### Aim of the exercise
What's needed: every entry, printed exactly, minus the images.

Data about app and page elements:
#####
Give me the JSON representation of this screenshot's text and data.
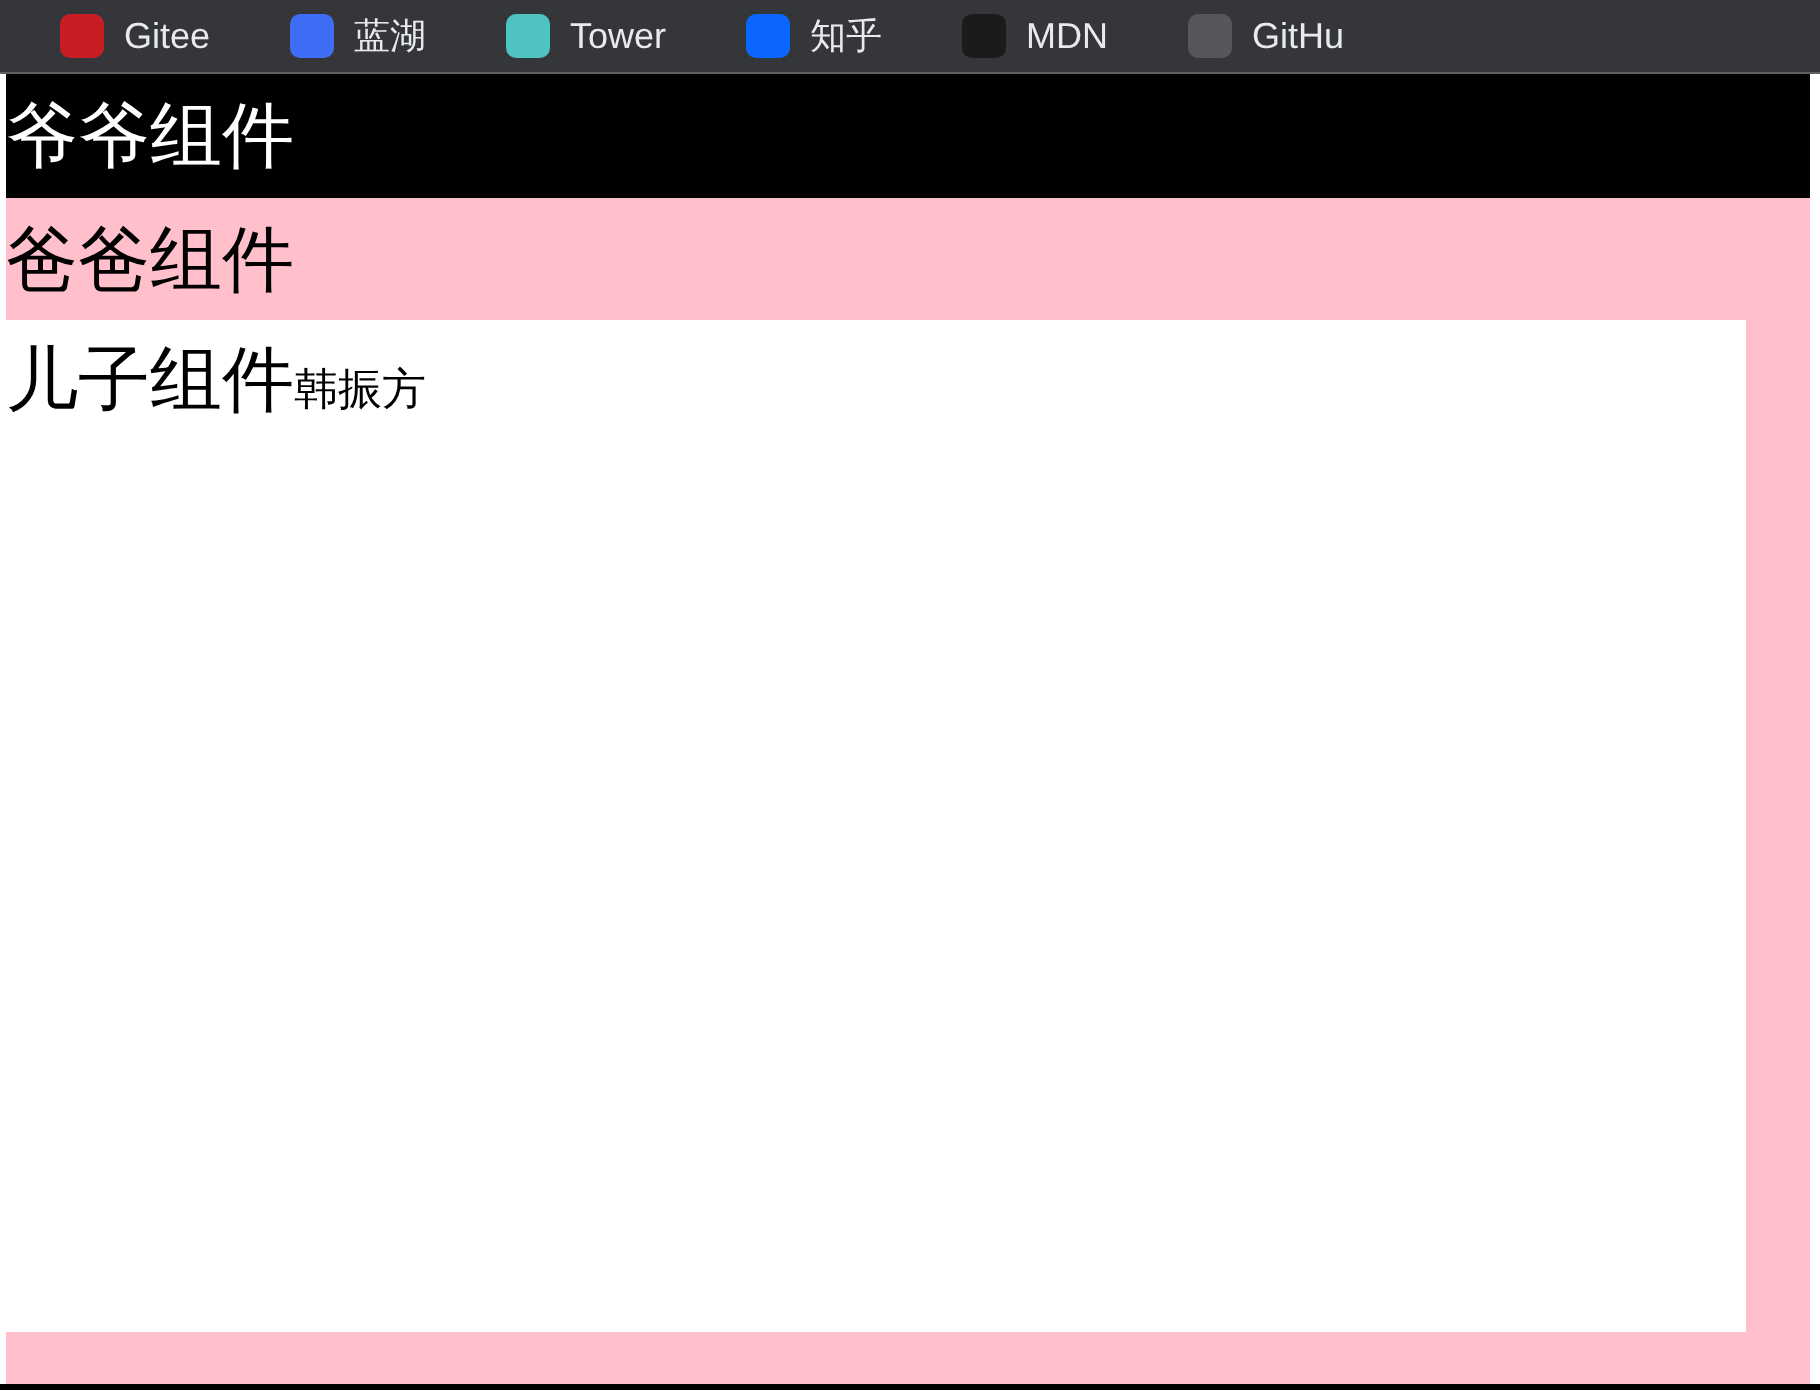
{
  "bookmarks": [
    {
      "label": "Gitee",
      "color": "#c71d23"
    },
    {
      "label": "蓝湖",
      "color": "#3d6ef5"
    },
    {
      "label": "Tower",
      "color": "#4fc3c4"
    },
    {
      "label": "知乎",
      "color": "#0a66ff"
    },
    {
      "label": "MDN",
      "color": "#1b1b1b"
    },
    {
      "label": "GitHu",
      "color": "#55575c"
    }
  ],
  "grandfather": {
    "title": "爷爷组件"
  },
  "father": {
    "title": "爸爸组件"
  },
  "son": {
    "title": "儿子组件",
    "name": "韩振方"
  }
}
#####
### Task response
Give me the JSON representation of this screenshot's text and data.
{
  "bookmarks": [
    {
      "label": "Gitee",
      "color": "#c71d23"
    },
    {
      "label": "蓝湖",
      "color": "#3d6ef5"
    },
    {
      "label": "Tower",
      "color": "#4fc3c4"
    },
    {
      "label": "知乎",
      "color": "#0a66ff"
    },
    {
      "label": "MDN",
      "color": "#1b1b1b"
    },
    {
      "label": "GitHu",
      "color": "#55575c"
    }
  ],
  "grandfather": {
    "title": "爷爷组件"
  },
  "father": {
    "title": "爸爸组件"
  },
  "son": {
    "title": "儿子组件",
    "name": "韩振方"
  }
}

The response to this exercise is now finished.